### The task
Return the listing below character for character.

### Exercise data
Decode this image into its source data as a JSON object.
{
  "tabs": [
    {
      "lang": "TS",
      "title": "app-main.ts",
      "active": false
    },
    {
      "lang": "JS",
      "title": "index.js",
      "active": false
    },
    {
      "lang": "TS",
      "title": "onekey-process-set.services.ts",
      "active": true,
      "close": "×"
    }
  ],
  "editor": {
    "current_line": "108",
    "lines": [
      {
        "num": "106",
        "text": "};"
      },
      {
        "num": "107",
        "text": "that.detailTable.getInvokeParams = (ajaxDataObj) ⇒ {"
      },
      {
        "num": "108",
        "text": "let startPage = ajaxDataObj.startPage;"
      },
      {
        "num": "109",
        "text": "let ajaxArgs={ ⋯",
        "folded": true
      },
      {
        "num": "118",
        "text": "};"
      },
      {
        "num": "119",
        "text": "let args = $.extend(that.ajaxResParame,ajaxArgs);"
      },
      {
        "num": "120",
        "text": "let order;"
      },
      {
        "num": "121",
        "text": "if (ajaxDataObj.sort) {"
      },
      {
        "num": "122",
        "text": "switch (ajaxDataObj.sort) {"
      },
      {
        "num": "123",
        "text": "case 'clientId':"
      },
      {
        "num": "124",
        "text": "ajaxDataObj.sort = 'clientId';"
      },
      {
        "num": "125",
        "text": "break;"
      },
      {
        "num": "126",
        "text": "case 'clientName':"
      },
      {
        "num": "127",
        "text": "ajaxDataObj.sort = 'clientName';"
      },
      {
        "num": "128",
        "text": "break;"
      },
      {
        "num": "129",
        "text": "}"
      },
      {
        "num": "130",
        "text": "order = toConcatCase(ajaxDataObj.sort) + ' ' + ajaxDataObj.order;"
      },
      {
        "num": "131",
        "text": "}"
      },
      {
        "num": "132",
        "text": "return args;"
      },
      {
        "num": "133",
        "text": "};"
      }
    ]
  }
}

### Response below
Decode this image into its source data as a JSON object.
{
  "tabs": [
    {
      "lang": "TS",
      "title": "app-main.ts",
      "active": false
    },
    {
      "lang": "JS",
      "title": "index.js",
      "active": false
    },
    {
      "lang": "TS",
      "title": "onekey-process-set.services.ts",
      "active": true,
      "close": "×"
    }
  ],
  "editor": {
    "current_line": "108",
    "lines": [
      {
        "num": "106",
        "text": "};"
      },
      {
        "num": "107",
        "text": "that.detailTable.getInvokeParams = (ajaxDataObj) ⇒ {"
      },
      {
        "num": "108",
        "text": "let startPage = ajaxDataObj.startPage;"
      },
      {
        "num": "109",
        "text": "let ajaxArgs={ ⋯",
        "folded": true
      },
      {
        "num": "118",
        "text": "};"
      },
      {
        "num": "119",
        "text": "let args = $.extend(that.ajaxResParame,ajaxArgs);"
      },
      {
        "num": "120",
        "text": "let order;"
      },
      {
        "num": "121",
        "text": "if (ajaxDataObj.sort) {"
      },
      {
        "num": "122",
        "text": "switch (ajaxDataObj.sort) {"
      },
      {
        "num": "123",
        "text": "case 'clientId':"
      },
      {
        "num": "124",
        "text": "ajaxDataObj.sort = 'clientId';"
      },
      {
        "num": "125",
        "text": "break;"
      },
      {
        "num": "126",
        "text": "case 'clientName':"
      },
      {
        "num": "127",
        "text": "ajaxDataObj.sort = 'clientName';"
      },
      {
        "num": "128",
        "text": "break;"
      },
      {
        "num": "129",
        "text": "}"
      },
      {
        "num": "130",
        "text": "order = toConcatCase(ajaxDataObj.sort) + ' ' + ajaxDataObj.order;"
      },
      {
        "num": "131",
        "text": "}"
      },
      {
        "num": "132",
        "text": "return args;"
      },
      {
        "num": "133",
        "text": "};"
      }
    ]
  }
}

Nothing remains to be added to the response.